### Information supplied

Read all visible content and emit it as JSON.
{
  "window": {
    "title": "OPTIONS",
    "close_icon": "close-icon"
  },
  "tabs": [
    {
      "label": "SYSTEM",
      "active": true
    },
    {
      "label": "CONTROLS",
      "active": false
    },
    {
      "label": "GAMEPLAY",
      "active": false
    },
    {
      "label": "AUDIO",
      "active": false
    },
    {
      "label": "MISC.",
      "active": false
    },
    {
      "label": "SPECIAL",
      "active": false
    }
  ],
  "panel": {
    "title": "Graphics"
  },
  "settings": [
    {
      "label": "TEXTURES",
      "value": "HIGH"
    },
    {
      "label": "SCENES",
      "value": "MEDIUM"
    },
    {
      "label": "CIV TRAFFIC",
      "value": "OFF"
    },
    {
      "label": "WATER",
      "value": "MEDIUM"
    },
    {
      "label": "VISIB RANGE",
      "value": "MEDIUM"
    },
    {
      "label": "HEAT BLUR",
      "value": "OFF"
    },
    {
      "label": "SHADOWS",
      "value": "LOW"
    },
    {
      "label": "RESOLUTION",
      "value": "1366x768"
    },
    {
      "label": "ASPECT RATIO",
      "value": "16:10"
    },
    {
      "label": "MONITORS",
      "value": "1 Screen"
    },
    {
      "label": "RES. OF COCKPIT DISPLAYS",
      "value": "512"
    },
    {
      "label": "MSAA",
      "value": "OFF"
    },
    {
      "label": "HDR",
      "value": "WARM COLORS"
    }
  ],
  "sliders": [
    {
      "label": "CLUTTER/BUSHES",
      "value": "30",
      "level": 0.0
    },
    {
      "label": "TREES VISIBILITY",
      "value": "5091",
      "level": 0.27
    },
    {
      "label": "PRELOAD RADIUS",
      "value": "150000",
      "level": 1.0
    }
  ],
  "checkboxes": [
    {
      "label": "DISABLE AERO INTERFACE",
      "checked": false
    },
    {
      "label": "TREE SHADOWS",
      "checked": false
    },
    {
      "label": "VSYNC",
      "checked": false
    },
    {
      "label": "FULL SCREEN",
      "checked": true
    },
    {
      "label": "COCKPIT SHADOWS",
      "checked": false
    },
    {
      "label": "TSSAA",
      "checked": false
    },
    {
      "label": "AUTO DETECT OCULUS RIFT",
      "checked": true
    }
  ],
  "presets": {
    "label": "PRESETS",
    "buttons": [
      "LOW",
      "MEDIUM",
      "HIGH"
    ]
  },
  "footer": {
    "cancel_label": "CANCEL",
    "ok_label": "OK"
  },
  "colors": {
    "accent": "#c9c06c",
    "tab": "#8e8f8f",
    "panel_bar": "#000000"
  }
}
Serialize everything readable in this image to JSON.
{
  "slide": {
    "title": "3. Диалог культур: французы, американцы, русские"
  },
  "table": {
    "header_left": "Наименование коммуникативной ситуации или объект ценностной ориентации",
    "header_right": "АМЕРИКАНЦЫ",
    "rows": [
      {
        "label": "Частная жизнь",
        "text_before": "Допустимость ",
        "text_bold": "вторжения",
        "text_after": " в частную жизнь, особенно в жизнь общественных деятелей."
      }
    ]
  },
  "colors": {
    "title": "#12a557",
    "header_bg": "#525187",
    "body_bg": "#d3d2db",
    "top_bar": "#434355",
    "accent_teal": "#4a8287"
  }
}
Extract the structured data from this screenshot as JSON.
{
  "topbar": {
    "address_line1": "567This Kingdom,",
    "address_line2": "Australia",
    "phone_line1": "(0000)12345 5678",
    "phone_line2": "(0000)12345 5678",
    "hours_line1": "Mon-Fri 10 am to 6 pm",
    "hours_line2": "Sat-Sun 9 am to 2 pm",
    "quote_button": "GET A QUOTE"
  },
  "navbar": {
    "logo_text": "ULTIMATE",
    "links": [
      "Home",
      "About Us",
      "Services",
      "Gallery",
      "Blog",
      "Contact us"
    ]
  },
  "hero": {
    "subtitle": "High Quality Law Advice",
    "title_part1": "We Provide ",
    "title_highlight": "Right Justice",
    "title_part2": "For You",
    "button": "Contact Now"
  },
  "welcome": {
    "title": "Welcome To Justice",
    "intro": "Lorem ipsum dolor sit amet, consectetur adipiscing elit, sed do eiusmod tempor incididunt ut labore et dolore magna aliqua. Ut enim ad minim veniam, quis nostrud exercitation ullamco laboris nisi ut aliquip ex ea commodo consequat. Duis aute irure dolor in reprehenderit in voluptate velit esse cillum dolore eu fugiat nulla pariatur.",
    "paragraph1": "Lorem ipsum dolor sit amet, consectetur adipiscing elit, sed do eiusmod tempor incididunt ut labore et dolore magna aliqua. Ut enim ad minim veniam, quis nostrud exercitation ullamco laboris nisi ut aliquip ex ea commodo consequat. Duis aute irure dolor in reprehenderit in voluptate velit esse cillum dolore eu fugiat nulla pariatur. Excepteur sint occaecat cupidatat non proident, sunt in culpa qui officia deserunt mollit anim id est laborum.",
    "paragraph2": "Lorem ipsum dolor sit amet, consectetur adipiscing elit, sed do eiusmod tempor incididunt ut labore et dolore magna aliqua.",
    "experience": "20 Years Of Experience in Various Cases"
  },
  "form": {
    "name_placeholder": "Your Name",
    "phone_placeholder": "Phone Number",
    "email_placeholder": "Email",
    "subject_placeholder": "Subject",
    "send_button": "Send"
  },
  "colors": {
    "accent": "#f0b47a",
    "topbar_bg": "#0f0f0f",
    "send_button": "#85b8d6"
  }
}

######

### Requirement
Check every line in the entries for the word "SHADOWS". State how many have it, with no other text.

### Finished task
3